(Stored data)
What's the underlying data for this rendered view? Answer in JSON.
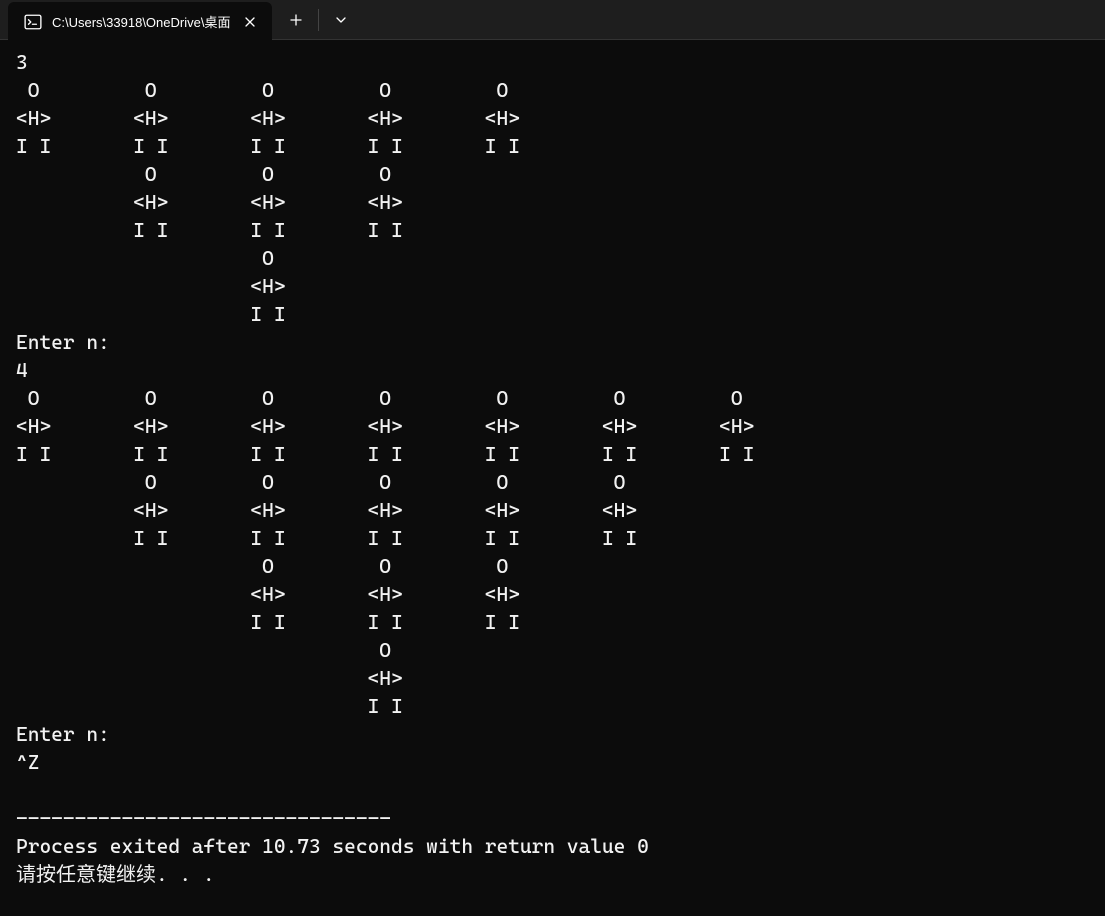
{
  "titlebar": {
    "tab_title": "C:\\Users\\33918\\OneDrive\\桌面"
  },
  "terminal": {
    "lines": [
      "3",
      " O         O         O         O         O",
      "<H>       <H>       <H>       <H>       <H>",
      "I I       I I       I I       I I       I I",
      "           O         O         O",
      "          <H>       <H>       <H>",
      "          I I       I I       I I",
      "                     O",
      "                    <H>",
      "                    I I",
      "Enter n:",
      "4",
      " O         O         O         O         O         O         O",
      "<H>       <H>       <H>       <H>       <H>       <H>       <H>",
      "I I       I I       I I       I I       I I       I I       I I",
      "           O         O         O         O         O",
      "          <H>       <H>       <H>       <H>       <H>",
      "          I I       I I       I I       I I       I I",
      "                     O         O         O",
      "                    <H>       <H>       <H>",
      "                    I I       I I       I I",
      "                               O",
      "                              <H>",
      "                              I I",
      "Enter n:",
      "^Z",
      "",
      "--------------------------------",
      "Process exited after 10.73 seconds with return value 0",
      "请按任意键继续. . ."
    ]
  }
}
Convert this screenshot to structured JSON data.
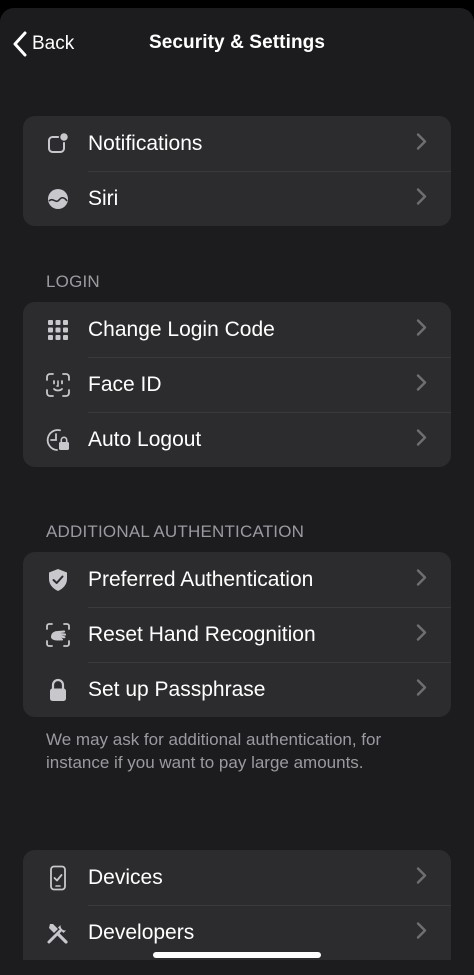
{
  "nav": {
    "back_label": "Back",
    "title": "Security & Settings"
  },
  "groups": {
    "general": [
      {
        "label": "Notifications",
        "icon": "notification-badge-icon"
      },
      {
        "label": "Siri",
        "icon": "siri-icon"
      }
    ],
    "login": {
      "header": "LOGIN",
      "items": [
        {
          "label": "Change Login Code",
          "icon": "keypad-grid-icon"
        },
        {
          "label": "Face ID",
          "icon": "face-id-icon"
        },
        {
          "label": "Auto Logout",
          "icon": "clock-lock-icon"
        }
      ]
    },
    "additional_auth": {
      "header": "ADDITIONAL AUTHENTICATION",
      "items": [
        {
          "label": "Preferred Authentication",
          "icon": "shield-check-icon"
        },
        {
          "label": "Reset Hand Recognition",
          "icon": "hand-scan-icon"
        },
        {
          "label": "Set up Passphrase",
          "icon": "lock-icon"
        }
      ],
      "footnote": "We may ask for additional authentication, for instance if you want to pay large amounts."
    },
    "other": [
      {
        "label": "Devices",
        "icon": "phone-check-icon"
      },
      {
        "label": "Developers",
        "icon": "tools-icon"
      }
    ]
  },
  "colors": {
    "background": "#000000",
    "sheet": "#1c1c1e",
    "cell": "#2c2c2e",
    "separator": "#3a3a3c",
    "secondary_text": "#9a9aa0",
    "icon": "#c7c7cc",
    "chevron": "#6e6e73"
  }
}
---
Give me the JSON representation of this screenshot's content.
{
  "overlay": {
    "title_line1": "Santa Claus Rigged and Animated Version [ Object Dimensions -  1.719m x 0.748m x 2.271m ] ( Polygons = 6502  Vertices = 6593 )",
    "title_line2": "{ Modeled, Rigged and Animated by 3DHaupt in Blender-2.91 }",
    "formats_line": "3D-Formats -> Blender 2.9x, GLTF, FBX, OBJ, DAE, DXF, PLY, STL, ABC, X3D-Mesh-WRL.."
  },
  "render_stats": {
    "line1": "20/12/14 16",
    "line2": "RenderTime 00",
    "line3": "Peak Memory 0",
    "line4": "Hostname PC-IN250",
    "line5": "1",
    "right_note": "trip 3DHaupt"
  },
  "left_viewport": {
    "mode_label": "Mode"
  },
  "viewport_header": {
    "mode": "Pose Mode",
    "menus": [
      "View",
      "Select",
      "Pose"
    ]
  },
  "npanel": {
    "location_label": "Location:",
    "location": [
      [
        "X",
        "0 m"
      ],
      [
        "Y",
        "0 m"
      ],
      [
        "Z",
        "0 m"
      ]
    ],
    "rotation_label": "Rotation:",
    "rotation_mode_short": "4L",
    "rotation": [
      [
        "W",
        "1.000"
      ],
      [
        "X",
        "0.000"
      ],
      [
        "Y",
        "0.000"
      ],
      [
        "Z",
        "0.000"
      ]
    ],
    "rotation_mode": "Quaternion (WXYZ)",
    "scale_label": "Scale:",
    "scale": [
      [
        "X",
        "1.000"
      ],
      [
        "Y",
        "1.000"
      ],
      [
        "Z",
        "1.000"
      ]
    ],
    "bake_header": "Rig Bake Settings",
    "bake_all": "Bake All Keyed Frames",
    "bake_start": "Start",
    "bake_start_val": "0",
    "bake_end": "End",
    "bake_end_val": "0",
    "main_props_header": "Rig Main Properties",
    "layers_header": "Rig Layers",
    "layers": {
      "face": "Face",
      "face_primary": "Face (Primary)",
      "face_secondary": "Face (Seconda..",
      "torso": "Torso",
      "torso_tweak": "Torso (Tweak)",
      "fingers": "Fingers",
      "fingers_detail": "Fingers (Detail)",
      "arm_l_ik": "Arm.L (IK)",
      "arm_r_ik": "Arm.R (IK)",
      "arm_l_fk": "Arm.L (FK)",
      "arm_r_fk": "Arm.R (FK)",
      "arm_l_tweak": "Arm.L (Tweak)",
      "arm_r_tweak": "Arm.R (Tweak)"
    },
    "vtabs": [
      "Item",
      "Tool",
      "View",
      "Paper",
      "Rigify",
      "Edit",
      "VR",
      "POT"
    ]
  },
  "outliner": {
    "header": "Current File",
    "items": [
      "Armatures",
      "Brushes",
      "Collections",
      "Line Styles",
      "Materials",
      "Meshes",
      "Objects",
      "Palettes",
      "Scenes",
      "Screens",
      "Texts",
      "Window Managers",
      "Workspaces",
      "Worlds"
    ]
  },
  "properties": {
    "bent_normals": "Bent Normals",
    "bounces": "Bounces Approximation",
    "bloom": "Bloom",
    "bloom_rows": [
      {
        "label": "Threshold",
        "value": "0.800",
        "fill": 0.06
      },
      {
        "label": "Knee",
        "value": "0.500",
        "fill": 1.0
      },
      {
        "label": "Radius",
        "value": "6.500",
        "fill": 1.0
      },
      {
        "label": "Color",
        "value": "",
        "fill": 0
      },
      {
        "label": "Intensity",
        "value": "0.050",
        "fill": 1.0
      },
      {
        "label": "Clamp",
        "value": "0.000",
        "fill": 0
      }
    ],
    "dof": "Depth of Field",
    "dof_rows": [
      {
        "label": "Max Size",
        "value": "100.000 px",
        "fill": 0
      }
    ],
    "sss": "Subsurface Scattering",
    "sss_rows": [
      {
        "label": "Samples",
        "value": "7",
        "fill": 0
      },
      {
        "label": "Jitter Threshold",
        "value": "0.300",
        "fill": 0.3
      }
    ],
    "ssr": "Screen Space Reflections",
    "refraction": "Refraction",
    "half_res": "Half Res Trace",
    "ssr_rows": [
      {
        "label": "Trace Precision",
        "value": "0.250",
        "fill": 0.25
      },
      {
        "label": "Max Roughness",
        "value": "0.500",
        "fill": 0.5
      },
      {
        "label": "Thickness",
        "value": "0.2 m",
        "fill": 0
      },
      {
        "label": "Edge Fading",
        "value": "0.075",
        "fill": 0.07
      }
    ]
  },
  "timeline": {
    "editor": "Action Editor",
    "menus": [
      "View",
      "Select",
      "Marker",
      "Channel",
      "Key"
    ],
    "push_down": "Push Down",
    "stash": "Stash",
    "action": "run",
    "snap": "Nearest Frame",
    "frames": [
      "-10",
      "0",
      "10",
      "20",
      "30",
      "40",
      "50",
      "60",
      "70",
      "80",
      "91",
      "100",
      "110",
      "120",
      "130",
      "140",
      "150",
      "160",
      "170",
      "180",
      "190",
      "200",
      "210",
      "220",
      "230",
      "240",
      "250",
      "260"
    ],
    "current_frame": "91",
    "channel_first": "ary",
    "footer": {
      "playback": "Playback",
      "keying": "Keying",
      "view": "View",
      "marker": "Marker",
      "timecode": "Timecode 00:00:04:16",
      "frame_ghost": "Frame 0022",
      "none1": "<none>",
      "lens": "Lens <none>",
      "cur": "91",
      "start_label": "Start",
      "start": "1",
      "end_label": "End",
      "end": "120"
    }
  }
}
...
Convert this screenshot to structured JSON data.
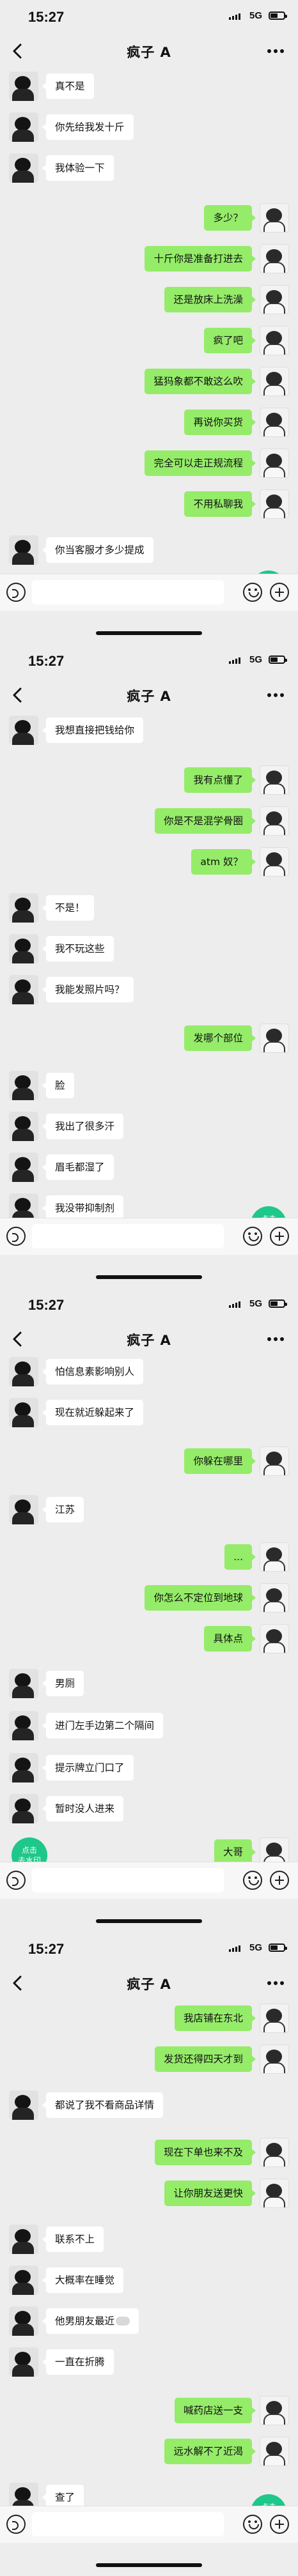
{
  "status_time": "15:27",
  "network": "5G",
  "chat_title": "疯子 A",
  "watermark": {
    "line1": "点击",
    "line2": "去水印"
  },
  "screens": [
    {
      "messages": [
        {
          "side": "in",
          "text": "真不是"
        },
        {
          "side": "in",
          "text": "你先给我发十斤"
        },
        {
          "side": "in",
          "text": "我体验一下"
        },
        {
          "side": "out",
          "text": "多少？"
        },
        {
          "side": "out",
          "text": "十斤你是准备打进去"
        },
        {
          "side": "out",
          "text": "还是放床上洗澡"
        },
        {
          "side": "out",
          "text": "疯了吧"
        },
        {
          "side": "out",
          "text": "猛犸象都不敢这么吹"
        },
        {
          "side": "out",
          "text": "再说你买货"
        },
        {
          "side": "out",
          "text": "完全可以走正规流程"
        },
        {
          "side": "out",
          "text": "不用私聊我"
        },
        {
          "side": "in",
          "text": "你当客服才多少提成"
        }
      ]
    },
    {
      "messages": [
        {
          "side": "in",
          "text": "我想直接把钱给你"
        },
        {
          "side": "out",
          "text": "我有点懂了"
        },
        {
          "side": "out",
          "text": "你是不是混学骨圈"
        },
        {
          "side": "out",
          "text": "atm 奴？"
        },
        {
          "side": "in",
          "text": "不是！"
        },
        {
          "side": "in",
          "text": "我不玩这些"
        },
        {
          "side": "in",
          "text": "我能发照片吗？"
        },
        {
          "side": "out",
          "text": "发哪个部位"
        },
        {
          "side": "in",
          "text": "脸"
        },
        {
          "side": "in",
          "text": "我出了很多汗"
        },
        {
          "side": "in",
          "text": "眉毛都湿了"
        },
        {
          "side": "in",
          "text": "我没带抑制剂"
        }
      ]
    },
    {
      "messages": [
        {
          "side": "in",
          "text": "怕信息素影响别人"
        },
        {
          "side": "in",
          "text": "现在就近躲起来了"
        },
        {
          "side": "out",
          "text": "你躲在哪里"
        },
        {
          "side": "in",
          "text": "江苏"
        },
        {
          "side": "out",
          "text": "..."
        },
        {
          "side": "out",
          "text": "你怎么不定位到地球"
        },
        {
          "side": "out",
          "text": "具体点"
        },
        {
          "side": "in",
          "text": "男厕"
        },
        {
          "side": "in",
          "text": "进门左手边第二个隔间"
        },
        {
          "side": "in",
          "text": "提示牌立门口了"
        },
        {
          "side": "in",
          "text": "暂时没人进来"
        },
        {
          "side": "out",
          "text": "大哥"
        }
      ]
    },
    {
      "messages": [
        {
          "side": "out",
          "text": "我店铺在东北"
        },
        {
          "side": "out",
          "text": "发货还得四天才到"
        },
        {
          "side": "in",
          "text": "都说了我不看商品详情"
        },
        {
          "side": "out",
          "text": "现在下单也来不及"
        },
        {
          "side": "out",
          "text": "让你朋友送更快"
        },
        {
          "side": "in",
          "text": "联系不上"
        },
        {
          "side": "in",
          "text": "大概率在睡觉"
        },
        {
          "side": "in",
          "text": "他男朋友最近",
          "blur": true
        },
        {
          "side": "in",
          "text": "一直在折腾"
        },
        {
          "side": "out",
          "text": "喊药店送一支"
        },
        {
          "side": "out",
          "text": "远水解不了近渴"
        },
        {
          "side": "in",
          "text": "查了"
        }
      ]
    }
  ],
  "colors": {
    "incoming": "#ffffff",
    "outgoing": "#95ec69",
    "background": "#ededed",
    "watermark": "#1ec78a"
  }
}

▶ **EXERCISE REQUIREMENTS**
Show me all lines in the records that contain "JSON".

▶ **ANSWER BELOW**
What's the underlying data for this rendered view? Answer in JSON.
Convert this screenshot to structured JSON data.
Give me the JSON representation of this screenshot's content.
Convert this screenshot to structured JSON data.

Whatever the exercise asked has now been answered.